Work request
The records that follow must be printed exactly as they are.

━━━━━━━━━━━━━━━━━━━━━━━━━━━━━━

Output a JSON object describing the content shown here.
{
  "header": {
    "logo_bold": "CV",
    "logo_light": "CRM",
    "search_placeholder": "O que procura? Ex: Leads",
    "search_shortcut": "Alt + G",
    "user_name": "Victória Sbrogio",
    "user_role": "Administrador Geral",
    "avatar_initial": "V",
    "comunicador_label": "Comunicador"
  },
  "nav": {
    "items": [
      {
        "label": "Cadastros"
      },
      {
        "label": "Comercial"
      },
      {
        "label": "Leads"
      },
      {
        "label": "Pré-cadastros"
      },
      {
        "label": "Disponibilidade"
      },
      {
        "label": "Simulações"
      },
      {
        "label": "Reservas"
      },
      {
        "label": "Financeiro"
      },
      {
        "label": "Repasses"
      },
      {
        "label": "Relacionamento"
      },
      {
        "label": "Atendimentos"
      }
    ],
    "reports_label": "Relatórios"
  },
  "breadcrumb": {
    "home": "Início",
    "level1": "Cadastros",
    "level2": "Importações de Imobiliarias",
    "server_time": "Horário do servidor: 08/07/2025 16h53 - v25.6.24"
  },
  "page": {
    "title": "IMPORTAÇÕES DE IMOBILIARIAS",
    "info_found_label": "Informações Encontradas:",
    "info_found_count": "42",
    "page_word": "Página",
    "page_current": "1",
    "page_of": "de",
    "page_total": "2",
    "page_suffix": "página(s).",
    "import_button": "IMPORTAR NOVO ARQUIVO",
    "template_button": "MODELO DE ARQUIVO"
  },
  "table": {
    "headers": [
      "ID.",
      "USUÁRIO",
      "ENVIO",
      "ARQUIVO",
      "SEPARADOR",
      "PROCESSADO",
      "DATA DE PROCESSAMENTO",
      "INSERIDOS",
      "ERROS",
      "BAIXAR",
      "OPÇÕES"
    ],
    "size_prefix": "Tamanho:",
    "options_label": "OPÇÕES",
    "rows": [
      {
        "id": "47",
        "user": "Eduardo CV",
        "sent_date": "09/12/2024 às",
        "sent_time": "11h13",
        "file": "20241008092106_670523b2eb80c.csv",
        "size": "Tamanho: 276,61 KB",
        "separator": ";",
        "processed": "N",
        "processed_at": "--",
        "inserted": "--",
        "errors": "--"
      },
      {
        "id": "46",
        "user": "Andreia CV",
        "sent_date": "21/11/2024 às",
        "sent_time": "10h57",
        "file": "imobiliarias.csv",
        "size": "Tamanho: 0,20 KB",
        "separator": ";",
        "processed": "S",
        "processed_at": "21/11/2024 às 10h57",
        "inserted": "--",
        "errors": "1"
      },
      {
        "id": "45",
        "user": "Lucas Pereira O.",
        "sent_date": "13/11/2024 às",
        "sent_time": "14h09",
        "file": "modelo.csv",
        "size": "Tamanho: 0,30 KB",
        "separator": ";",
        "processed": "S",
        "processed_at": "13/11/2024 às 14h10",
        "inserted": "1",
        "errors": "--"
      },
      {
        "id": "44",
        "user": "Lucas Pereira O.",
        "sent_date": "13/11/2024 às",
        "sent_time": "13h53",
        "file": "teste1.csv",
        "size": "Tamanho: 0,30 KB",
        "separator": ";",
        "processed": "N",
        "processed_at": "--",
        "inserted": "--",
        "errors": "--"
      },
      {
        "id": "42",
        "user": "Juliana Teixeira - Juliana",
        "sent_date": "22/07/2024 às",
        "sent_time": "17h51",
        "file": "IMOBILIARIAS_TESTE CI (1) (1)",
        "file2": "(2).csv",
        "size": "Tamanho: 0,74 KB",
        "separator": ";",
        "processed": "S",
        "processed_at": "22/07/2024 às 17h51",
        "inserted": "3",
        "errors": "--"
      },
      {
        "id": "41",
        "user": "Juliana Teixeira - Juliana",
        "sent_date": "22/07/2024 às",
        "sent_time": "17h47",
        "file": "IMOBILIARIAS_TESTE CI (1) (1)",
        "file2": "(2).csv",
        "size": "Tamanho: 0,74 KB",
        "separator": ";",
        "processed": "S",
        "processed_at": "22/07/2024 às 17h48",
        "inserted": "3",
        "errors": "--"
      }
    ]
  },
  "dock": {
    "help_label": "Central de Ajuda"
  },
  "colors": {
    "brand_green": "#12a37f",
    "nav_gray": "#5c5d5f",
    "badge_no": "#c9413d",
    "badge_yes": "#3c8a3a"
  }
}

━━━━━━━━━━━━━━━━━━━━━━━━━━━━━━

Written reply
Output a JSON object describing the content shown here.
{
  "header": {
    "logo_bold": "CV",
    "logo_light": "CRM",
    "search_placeholder": "O que procura? Ex: Leads",
    "search_shortcut": "Alt + G",
    "user_name": "Victória Sbrogio",
    "user_role": "Administrador Geral",
    "avatar_initial": "V",
    "comunicador_label": "Comunicador"
  },
  "nav": {
    "items": [
      {
        "label": "Cadastros"
      },
      {
        "label": "Comercial"
      },
      {
        "label": "Leads"
      },
      {
        "label": "Pré-cadastros"
      },
      {
        "label": "Disponibilidade"
      },
      {
        "label": "Simulações"
      },
      {
        "label": "Reservas"
      },
      {
        "label": "Financeiro"
      },
      {
        "label": "Repasses"
      },
      {
        "label": "Relacionamento"
      },
      {
        "label": "Atendimentos"
      }
    ],
    "reports_label": "Relatórios"
  },
  "breadcrumb": {
    "home": "Início",
    "level1": "Cadastros",
    "level2": "Importações de Imobiliarias",
    "server_time": "Horário do servidor: 08/07/2025 16h53 - v25.6.24"
  },
  "page": {
    "title": "IMPORTAÇÕES DE IMOBILIARIAS",
    "info_found_label": "Informações Encontradas:",
    "info_found_count": "42",
    "page_word": "Página",
    "page_current": "1",
    "page_of": "de",
    "page_total": "2",
    "page_suffix": "página(s).",
    "import_button": "IMPORTAR NOVO ARQUIVO",
    "template_button": "MODELO DE ARQUIVO"
  },
  "table": {
    "headers": [
      "ID.",
      "USUÁRIO",
      "ENVIO",
      "ARQUIVO",
      "SEPARADOR",
      "PROCESSADO",
      "DATA DE PROCESSAMENTO",
      "INSERIDOS",
      "ERROS",
      "BAIXAR",
      "OPÇÕES"
    ],
    "size_prefix": "Tamanho:",
    "options_label": "OPÇÕES",
    "rows": [
      {
        "id": "47",
        "user": "Eduardo CV",
        "sent_date": "09/12/2024 às",
        "sent_time": "11h13",
        "file": "20241008092106_670523b2eb80c.csv",
        "size": "Tamanho: 276,61 KB",
        "separator": ";",
        "processed": "N",
        "processed_at": "--",
        "inserted": "--",
        "errors": "--"
      },
      {
        "id": "46",
        "user": "Andreia CV",
        "sent_date": "21/11/2024 às",
        "sent_time": "10h57",
        "file": "imobiliarias.csv",
        "size": "Tamanho: 0,20 KB",
        "separator": ";",
        "processed": "S",
        "processed_at": "21/11/2024 às 10h57",
        "inserted": "--",
        "errors": "1"
      },
      {
        "id": "45",
        "user": "Lucas Pereira O.",
        "sent_date": "13/11/2024 às",
        "sent_time": "14h09",
        "file": "modelo.csv",
        "size": "Tamanho: 0,30 KB",
        "separator": ";",
        "processed": "S",
        "processed_at": "13/11/2024 às 14h10",
        "inserted": "1",
        "errors": "--"
      },
      {
        "id": "44",
        "user": "Lucas Pereira O.",
        "sent_date": "13/11/2024 às",
        "sent_time": "13h53",
        "file": "teste1.csv",
        "size": "Tamanho: 0,30 KB",
        "separator": ";",
        "processed": "N",
        "processed_at": "--",
        "inserted": "--",
        "errors": "--"
      },
      {
        "id": "42",
        "user": "Juliana Teixeira - Juliana",
        "sent_date": "22/07/2024 às",
        "sent_time": "17h51",
        "file": "IMOBILIARIAS_TESTE CI (1) (1)",
        "file2": "(2).csv",
        "size": "Tamanho: 0,74 KB",
        "separator": ";",
        "processed": "S",
        "processed_at": "22/07/2024 às 17h51",
        "inserted": "3",
        "errors": "--"
      },
      {
        "id": "41",
        "user": "Juliana Teixeira - Juliana",
        "sent_date": "22/07/2024 às",
        "sent_time": "17h47",
        "file": "IMOBILIARIAS_TESTE CI (1) (1)",
        "file2": "(2).csv",
        "size": "Tamanho: 0,74 KB",
        "separator": ";",
        "processed": "S",
        "processed_at": "22/07/2024 às 17h48",
        "inserted": "3",
        "errors": "--"
      }
    ]
  },
  "dock": {
    "help_label": "Central de Ajuda"
  },
  "colors": {
    "brand_green": "#12a37f",
    "nav_gray": "#5c5d5f",
    "badge_no": "#c9413d",
    "badge_yes": "#3c8a3a"
  }
}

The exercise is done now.